- [TASK TO COMPLETE]
From the first line to the last, write out the listing exactly.

- [DATA LISTING]
· · · · · · ·
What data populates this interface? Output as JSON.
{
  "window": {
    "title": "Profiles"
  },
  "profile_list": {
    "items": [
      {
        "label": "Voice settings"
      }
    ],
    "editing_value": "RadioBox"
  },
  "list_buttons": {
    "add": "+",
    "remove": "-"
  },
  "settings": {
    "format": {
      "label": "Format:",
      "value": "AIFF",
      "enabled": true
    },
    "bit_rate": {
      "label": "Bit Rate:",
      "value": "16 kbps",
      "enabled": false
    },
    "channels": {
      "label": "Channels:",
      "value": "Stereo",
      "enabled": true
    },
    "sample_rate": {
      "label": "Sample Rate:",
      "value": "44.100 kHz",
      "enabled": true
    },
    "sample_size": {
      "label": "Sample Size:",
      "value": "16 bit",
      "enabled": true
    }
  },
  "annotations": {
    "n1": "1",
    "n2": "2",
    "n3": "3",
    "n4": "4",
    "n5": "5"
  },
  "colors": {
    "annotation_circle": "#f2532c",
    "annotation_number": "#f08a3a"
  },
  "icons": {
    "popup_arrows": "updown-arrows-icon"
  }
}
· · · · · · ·
- [OUTPUT BELOW]
What data populates this interface? Output as JSON.
{
  "window": {
    "title": "Profiles"
  },
  "profile_list": {
    "items": [
      {
        "label": "Voice settings"
      }
    ],
    "editing_value": "RadioBox"
  },
  "list_buttons": {
    "add": "+",
    "remove": "-"
  },
  "settings": {
    "format": {
      "label": "Format:",
      "value": "AIFF",
      "enabled": true
    },
    "bit_rate": {
      "label": "Bit Rate:",
      "value": "16 kbps",
      "enabled": false
    },
    "channels": {
      "label": "Channels:",
      "value": "Stereo",
      "enabled": true
    },
    "sample_rate": {
      "label": "Sample Rate:",
      "value": "44.100 kHz",
      "enabled": true
    },
    "sample_size": {
      "label": "Sample Size:",
      "value": "16 bit",
      "enabled": true
    }
  },
  "annotations": {
    "n1": "1",
    "n2": "2",
    "n3": "3",
    "n4": "4",
    "n5": "5"
  },
  "colors": {
    "annotation_circle": "#f2532c",
    "annotation_number": "#f08a3a"
  },
  "icons": {
    "popup_arrows": "updown-arrows-icon"
  }
}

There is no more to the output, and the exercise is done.